◆ Data extract:
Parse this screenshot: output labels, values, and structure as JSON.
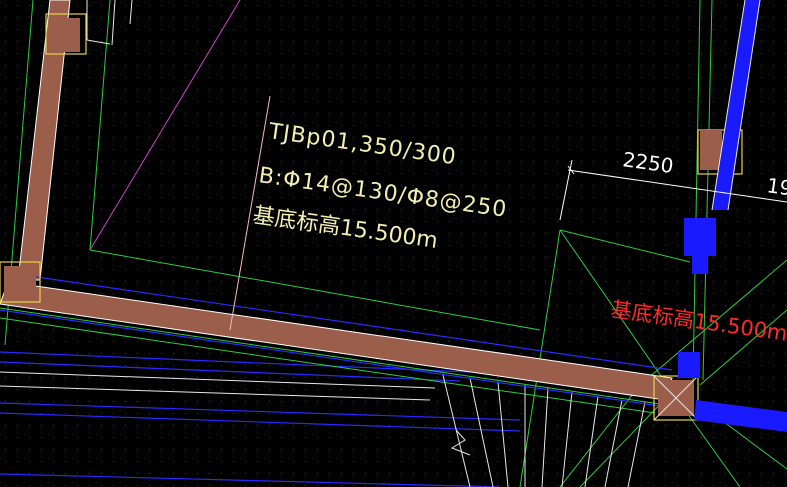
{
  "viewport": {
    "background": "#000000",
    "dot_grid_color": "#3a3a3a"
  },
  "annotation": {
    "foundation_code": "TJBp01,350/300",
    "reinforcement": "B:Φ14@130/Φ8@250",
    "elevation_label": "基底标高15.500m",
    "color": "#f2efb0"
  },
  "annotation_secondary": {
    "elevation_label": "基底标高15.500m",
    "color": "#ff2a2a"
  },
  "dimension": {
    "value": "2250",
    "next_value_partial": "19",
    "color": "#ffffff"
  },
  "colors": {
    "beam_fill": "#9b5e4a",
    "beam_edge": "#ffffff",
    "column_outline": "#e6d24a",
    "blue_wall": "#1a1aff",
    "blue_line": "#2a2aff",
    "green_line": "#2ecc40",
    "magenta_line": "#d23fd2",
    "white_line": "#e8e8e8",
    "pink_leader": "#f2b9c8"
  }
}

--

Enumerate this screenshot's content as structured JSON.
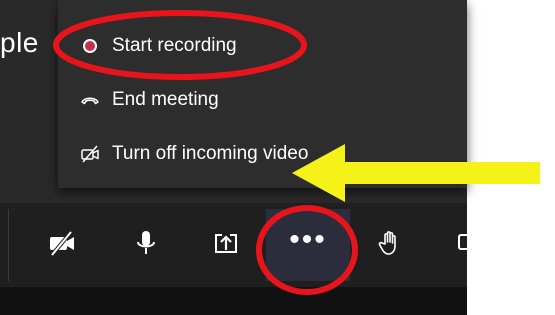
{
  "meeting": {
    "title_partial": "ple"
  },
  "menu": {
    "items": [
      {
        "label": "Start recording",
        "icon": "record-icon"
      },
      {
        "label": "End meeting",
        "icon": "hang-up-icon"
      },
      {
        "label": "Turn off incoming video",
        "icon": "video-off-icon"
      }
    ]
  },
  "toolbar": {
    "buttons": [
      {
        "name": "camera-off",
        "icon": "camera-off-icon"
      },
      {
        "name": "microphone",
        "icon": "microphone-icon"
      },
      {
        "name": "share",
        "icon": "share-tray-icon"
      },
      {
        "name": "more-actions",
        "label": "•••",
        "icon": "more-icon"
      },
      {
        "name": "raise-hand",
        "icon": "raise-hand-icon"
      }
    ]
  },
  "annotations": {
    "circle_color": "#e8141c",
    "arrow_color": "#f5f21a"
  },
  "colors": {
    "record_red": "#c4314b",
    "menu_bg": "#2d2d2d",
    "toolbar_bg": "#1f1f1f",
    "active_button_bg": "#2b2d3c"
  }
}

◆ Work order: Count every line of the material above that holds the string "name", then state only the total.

◆ Response area: 5